Making behavioral and mental health innovations work for your organization
When adopting innovations to help your employees manage stress or mental health conditions, here are a few tips to keep in mind:
- 1) Take mental health seriously. Consider it to be just as important as other medical conditions.
- 2) Help remove the stigma of getting help by educating your employees and being open about mental health conditions. If your company offers telebehavioral solutions, promote it in company newsletters, text messages, emails and on your intranet. Senior executives could consider including a message on how to contact mental health services in their internal email signature.
- 3) Promote better mental health in your work environment. Consider healthy food and drink options, free exercise classes, meditation or stress reduction training, and if possible, flexible work hours.
© 2019 Blue Cross Blue Shield Association. All Rights Reserved.
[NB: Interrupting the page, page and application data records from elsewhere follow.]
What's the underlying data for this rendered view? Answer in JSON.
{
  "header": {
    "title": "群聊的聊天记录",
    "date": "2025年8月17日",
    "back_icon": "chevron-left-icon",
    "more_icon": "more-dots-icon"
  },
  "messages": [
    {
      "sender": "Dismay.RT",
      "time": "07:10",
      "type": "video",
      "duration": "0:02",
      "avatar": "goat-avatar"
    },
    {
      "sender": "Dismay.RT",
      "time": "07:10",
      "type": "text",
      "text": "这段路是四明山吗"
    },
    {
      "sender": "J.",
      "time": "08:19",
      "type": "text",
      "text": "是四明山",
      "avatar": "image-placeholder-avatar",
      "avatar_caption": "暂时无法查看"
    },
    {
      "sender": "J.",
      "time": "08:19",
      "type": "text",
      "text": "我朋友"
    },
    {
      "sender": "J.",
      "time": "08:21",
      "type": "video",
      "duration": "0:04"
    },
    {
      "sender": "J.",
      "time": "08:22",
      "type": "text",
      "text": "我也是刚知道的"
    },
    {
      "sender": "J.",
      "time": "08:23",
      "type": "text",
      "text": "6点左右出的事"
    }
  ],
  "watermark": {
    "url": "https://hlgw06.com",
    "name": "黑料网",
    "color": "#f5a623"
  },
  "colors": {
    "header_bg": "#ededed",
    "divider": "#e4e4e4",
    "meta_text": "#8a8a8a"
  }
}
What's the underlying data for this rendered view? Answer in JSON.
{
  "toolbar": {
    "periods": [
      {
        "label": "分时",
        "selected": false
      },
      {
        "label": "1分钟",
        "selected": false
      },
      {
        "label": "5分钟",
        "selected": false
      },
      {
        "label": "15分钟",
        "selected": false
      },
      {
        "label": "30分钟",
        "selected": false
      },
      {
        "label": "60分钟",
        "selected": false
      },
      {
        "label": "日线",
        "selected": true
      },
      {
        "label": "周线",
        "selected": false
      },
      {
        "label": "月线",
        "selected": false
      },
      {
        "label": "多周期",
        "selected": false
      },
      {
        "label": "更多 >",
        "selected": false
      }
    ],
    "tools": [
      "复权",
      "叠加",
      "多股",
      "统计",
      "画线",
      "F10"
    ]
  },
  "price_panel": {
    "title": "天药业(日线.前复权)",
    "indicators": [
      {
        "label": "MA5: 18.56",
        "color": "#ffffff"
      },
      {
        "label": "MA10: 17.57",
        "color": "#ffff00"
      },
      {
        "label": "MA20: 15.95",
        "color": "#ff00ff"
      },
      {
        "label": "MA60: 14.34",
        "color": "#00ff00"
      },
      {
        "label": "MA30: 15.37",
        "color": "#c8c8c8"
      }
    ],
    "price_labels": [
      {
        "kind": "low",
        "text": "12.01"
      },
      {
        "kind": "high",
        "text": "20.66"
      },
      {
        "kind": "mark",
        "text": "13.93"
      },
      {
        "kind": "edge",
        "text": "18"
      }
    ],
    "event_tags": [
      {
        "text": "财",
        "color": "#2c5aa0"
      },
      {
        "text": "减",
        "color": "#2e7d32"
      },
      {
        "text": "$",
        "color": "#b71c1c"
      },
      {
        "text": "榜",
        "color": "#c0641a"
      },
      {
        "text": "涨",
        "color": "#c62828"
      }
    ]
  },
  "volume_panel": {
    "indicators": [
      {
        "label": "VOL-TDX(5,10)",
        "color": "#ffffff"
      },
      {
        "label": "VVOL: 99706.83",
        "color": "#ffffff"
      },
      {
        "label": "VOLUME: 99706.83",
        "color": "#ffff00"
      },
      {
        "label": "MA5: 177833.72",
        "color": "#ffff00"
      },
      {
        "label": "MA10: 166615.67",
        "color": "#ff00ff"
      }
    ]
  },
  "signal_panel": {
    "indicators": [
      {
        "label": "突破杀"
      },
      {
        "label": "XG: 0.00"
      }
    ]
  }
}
The Blue Cross Blue Shield Association is an association of independent, locally operated Blue Cross and Blue Shield companies.
1 Blue Cross and Blue Shield, The Health of America, “The Health of Millennials,” April 24, 2019.
2 Mental Health of America, “Depression in the Workplace,” 2019, https://www.mhanational.org/depression-workplace, accessed October 15, 2019.
3 National Council for Behavioral Health, “New Study Reveals Lack of Access as Root Cause for Mental Health Crisis in America,” October 10, 2018, https://www.thenationalcouncil.org/press-releases/new-study-reveals-lack-of-access-as-root-cause-for-mental-health-crisis-in-america/.
4 Blue Cross Blue Shield Association, National Generation Survey, 2019.
5 Blue Cross Blue Shield Association, "Addressing behavioral health access with telemental health solutions", October 24, 2019, https://www.bcbs.com/the-health-of-america/articles/addressing-behavioral-health-access-telemental-health-solutions.
6 HIPAA Journal, “Amazon Announces 6 New HIPAA Compliant Alexa Skills,” April 5, 2019, https://www.hipaajournal.com/hipaa-compliant-alexa-skills/.
7 Freespira, “Multiple Studies Show Freespira® Eliminates Panic Attacks in 80% of Patients,” April 11, 2018, https://freespira.com/multiple-studies-show-freespira-eliminates-panic-attacks-in-80-of-patients/.